Items from an interface collection:
━━━━━━━━━━

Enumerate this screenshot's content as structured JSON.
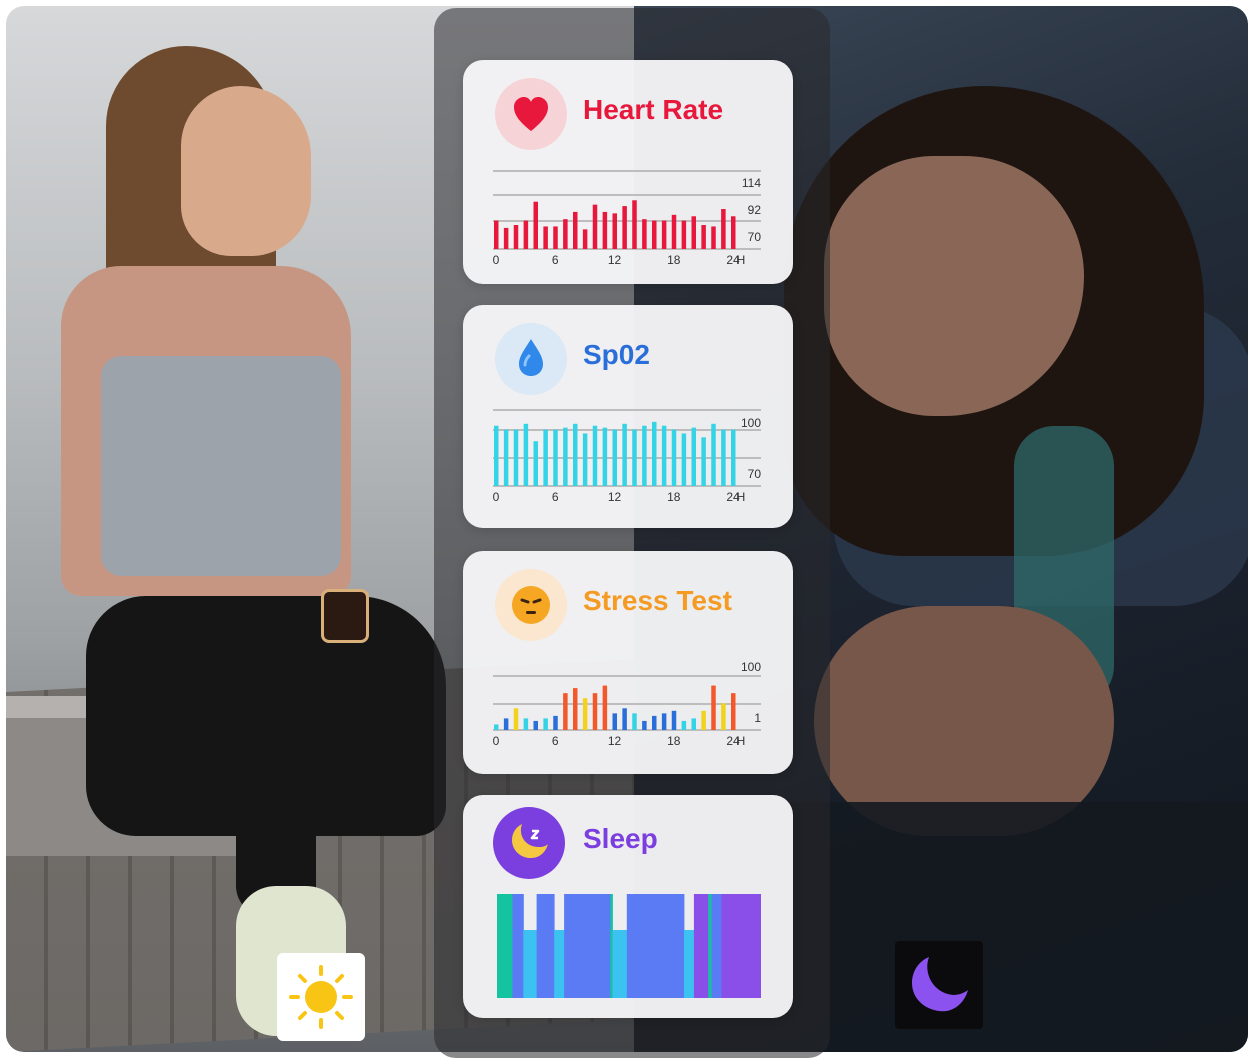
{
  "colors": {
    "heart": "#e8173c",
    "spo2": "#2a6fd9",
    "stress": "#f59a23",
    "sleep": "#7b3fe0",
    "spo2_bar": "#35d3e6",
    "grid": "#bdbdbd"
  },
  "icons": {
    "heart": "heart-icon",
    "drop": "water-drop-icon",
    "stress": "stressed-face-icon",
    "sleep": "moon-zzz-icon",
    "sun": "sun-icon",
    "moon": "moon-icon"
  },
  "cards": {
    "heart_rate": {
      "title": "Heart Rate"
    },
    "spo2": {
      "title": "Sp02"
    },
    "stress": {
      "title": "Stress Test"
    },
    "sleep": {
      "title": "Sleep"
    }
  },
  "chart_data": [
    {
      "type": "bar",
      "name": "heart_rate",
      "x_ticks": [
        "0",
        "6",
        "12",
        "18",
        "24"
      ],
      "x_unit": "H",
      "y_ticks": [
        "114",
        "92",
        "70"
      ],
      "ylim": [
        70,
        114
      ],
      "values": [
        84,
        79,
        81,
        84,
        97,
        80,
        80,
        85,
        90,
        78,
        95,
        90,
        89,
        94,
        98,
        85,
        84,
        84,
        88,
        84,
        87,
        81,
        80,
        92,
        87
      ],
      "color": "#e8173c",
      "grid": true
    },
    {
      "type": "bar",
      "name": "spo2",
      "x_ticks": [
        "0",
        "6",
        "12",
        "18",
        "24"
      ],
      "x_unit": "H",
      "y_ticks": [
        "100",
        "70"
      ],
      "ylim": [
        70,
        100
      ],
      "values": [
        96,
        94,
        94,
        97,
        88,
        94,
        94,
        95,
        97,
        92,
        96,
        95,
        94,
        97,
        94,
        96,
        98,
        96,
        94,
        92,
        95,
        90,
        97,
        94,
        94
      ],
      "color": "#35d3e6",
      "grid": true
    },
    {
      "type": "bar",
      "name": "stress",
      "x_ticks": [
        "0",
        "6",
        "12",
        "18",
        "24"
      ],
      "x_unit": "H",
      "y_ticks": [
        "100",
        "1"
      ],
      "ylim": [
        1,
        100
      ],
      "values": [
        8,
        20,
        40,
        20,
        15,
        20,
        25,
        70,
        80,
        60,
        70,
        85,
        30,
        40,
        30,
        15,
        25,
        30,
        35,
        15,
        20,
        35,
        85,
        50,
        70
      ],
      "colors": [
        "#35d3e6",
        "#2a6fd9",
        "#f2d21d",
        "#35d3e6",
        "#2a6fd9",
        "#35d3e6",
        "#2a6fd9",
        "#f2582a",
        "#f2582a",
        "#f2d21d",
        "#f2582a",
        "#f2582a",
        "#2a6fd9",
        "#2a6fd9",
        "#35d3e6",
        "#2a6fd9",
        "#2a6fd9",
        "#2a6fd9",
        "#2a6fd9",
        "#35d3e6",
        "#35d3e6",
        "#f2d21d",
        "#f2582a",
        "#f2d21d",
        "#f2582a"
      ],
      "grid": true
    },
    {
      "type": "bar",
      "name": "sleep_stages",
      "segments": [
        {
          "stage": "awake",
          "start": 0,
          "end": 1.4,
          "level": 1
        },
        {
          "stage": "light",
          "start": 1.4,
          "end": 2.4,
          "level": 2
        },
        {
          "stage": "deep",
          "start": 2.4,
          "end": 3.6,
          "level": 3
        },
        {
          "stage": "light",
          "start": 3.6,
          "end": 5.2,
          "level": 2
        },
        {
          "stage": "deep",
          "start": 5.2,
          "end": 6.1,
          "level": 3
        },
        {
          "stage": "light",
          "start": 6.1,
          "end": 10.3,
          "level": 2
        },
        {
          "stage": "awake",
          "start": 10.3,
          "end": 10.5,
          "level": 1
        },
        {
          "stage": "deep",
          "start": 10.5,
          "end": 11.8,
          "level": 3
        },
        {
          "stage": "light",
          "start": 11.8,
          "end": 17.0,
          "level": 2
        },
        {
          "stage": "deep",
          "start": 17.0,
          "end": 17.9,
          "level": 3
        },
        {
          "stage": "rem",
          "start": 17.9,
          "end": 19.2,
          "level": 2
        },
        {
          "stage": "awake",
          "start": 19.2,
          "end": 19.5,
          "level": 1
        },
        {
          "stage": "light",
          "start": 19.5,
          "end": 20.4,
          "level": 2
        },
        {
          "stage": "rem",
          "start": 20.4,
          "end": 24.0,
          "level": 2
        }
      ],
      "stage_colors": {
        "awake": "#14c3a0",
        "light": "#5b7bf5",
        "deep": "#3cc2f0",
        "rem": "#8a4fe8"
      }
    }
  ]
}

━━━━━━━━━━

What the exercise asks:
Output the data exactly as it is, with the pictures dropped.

Your response:
Enumerate this screenshot's content as structured JSON.
{
  "colors": {
    "heart": "#e8173c",
    "spo2": "#2a6fd9",
    "stress": "#f59a23",
    "sleep": "#7b3fe0",
    "spo2_bar": "#35d3e6",
    "grid": "#bdbdbd"
  },
  "icons": {
    "heart": "heart-icon",
    "drop": "water-drop-icon",
    "stress": "stressed-face-icon",
    "sleep": "moon-zzz-icon",
    "sun": "sun-icon",
    "moon": "moon-icon"
  },
  "cards": {
    "heart_rate": {
      "title": "Heart Rate"
    },
    "spo2": {
      "title": "Sp02"
    },
    "stress": {
      "title": "Stress Test"
    },
    "sleep": {
      "title": "Sleep"
    }
  },
  "chart_data": [
    {
      "type": "bar",
      "name": "heart_rate",
      "x_ticks": [
        "0",
        "6",
        "12",
        "18",
        "24"
      ],
      "x_unit": "H",
      "y_ticks": [
        "114",
        "92",
        "70"
      ],
      "ylim": [
        70,
        114
      ],
      "values": [
        84,
        79,
        81,
        84,
        97,
        80,
        80,
        85,
        90,
        78,
        95,
        90,
        89,
        94,
        98,
        85,
        84,
        84,
        88,
        84,
        87,
        81,
        80,
        92,
        87
      ],
      "color": "#e8173c",
      "grid": true
    },
    {
      "type": "bar",
      "name": "spo2",
      "x_ticks": [
        "0",
        "6",
        "12",
        "18",
        "24"
      ],
      "x_unit": "H",
      "y_ticks": [
        "100",
        "70"
      ],
      "ylim": [
        70,
        100
      ],
      "values": [
        96,
        94,
        94,
        97,
        88,
        94,
        94,
        95,
        97,
        92,
        96,
        95,
        94,
        97,
        94,
        96,
        98,
        96,
        94,
        92,
        95,
        90,
        97,
        94,
        94
      ],
      "color": "#35d3e6",
      "grid": true
    },
    {
      "type": "bar",
      "name": "stress",
      "x_ticks": [
        "0",
        "6",
        "12",
        "18",
        "24"
      ],
      "x_unit": "H",
      "y_ticks": [
        "100",
        "1"
      ],
      "ylim": [
        1,
        100
      ],
      "values": [
        8,
        20,
        40,
        20,
        15,
        20,
        25,
        70,
        80,
        60,
        70,
        85,
        30,
        40,
        30,
        15,
        25,
        30,
        35,
        15,
        20,
        35,
        85,
        50,
        70
      ],
      "colors": [
        "#35d3e6",
        "#2a6fd9",
        "#f2d21d",
        "#35d3e6",
        "#2a6fd9",
        "#35d3e6",
        "#2a6fd9",
        "#f2582a",
        "#f2582a",
        "#f2d21d",
        "#f2582a",
        "#f2582a",
        "#2a6fd9",
        "#2a6fd9",
        "#35d3e6",
        "#2a6fd9",
        "#2a6fd9",
        "#2a6fd9",
        "#2a6fd9",
        "#35d3e6",
        "#35d3e6",
        "#f2d21d",
        "#f2582a",
        "#f2d21d",
        "#f2582a"
      ],
      "grid": true
    },
    {
      "type": "bar",
      "name": "sleep_stages",
      "segments": [
        {
          "stage": "awake",
          "start": 0,
          "end": 1.4,
          "level": 1
        },
        {
          "stage": "light",
          "start": 1.4,
          "end": 2.4,
          "level": 2
        },
        {
          "stage": "deep",
          "start": 2.4,
          "end": 3.6,
          "level": 3
        },
        {
          "stage": "light",
          "start": 3.6,
          "end": 5.2,
          "level": 2
        },
        {
          "stage": "deep",
          "start": 5.2,
          "end": 6.1,
          "level": 3
        },
        {
          "stage": "light",
          "start": 6.1,
          "end": 10.3,
          "level": 2
        },
        {
          "stage": "awake",
          "start": 10.3,
          "end": 10.5,
          "level": 1
        },
        {
          "stage": "deep",
          "start": 10.5,
          "end": 11.8,
          "level": 3
        },
        {
          "stage": "light",
          "start": 11.8,
          "end": 17.0,
          "level": 2
        },
        {
          "stage": "deep",
          "start": 17.0,
          "end": 17.9,
          "level": 3
        },
        {
          "stage": "rem",
          "start": 17.9,
          "end": 19.2,
          "level": 2
        },
        {
          "stage": "awake",
          "start": 19.2,
          "end": 19.5,
          "level": 1
        },
        {
          "stage": "light",
          "start": 19.5,
          "end": 20.4,
          "level": 2
        },
        {
          "stage": "rem",
          "start": 20.4,
          "end": 24.0,
          "level": 2
        }
      ],
      "stage_colors": {
        "awake": "#14c3a0",
        "light": "#5b7bf5",
        "deep": "#3cc2f0",
        "rem": "#8a4fe8"
      }
    }
  ]
}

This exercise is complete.